### INSTRUCTIONS TO FOLLOW
Nothing but the lines holding the string "JSON" should appear in the answer. Copy them from the entries.
[Opening STORED DATA section]
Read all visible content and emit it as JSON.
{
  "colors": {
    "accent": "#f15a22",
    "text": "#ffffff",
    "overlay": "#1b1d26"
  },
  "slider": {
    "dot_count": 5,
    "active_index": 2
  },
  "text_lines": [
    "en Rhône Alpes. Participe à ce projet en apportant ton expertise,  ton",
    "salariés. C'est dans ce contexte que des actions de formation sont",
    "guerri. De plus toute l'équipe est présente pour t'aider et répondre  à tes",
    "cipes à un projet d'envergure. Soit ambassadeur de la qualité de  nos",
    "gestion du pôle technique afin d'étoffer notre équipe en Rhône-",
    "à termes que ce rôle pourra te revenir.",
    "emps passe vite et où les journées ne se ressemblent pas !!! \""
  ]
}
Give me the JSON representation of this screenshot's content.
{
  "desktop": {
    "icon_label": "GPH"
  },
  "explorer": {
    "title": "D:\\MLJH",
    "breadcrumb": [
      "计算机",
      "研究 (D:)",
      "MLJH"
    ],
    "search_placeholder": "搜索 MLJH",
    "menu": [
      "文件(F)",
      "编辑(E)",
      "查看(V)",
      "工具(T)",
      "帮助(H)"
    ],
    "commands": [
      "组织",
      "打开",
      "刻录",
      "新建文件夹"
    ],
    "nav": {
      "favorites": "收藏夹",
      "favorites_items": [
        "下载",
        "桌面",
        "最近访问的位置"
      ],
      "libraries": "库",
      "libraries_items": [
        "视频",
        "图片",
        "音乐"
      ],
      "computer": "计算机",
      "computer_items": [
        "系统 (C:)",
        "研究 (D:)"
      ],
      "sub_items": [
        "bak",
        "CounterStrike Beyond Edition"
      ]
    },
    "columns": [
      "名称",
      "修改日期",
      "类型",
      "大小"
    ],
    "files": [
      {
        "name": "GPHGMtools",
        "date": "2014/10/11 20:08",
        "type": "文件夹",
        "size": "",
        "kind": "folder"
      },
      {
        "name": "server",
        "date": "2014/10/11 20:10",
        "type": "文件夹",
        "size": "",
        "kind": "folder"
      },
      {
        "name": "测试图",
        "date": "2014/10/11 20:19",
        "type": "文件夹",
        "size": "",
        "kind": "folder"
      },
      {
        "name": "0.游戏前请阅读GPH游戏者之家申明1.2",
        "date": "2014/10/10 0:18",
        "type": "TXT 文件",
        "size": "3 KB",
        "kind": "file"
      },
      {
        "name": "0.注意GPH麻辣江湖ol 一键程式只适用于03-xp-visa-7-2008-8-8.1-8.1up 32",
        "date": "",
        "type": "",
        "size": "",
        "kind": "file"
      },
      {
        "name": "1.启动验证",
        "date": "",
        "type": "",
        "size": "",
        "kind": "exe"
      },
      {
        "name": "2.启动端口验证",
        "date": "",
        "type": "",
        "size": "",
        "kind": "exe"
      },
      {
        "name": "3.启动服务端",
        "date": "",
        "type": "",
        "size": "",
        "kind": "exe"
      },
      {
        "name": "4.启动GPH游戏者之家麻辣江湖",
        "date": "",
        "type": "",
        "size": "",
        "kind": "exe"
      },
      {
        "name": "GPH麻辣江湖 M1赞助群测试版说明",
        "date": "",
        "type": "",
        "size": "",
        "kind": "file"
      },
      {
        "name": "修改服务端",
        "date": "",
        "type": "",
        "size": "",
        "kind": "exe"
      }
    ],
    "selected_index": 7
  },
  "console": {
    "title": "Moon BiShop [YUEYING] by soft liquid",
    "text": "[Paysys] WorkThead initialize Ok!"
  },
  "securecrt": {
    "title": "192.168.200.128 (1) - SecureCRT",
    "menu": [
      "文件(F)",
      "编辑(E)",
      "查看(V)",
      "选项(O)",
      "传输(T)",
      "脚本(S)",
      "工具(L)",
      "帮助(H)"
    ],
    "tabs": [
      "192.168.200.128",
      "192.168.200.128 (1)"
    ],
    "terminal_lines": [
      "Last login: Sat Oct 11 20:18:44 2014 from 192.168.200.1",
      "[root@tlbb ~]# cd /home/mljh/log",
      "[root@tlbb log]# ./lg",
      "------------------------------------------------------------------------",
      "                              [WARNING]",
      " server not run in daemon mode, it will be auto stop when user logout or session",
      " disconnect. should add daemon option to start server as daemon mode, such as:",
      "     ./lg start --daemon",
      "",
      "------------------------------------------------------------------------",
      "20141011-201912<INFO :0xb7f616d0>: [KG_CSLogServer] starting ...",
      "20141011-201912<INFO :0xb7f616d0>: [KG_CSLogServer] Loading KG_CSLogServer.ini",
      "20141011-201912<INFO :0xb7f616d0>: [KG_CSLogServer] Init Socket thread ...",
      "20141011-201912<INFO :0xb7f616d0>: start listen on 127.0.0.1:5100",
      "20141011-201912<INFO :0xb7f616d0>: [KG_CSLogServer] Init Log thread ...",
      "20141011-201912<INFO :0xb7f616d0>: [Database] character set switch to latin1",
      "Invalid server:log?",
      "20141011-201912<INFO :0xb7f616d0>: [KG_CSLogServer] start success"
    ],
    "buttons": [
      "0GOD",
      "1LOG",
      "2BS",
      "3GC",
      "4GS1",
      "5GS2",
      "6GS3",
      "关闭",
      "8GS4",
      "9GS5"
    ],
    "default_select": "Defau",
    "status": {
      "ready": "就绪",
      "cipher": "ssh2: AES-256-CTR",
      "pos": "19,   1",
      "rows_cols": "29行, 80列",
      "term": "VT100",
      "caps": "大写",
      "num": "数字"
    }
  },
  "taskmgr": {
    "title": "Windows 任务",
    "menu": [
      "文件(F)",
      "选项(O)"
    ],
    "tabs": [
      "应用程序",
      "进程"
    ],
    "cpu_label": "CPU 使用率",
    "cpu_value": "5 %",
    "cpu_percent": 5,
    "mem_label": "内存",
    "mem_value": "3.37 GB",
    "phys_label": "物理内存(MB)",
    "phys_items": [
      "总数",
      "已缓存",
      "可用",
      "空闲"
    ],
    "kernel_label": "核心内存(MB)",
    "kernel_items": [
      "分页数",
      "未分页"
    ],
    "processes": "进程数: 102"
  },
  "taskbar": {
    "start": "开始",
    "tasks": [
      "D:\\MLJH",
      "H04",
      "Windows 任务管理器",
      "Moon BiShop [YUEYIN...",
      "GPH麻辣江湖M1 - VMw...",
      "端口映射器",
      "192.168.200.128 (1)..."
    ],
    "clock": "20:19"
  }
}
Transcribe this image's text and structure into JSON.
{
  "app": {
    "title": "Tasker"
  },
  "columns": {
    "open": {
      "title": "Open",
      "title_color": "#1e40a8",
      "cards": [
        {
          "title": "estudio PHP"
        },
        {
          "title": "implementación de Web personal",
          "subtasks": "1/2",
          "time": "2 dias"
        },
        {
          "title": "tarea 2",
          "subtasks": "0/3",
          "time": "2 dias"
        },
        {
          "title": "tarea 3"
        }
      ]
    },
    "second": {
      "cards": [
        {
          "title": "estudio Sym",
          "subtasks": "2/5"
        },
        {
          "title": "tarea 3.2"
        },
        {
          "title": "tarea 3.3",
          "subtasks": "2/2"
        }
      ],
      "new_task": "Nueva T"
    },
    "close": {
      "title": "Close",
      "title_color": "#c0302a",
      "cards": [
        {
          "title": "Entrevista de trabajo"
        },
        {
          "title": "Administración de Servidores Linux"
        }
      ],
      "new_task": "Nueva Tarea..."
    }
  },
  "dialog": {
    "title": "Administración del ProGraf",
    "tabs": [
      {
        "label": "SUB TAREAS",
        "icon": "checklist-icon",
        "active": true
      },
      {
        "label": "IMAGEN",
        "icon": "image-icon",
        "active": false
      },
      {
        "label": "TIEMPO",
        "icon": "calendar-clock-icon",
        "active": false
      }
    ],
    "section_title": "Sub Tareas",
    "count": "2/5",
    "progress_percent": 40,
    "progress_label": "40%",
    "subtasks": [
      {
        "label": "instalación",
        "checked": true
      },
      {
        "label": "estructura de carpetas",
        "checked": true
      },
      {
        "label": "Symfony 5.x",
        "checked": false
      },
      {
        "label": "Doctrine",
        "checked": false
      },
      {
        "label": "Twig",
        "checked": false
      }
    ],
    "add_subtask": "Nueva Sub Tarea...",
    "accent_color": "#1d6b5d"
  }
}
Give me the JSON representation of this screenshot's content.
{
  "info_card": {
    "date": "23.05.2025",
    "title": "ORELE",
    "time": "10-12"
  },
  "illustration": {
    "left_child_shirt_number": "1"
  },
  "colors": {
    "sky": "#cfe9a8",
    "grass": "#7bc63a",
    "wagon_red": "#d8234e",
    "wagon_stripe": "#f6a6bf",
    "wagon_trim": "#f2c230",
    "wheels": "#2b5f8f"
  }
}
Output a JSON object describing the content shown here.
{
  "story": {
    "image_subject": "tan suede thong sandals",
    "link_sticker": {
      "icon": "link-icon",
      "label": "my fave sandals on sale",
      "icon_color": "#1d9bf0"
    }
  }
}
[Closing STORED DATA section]
### RESPONSE TO THIS TASK
Read all visible content and emit it as JSON.
Give me the JSON representation of this screenshot's content.
Transcribe this image's text and structure into JSON.
Give me the JSON representation of this screenshot's content.
Output a JSON object describing the content shown here.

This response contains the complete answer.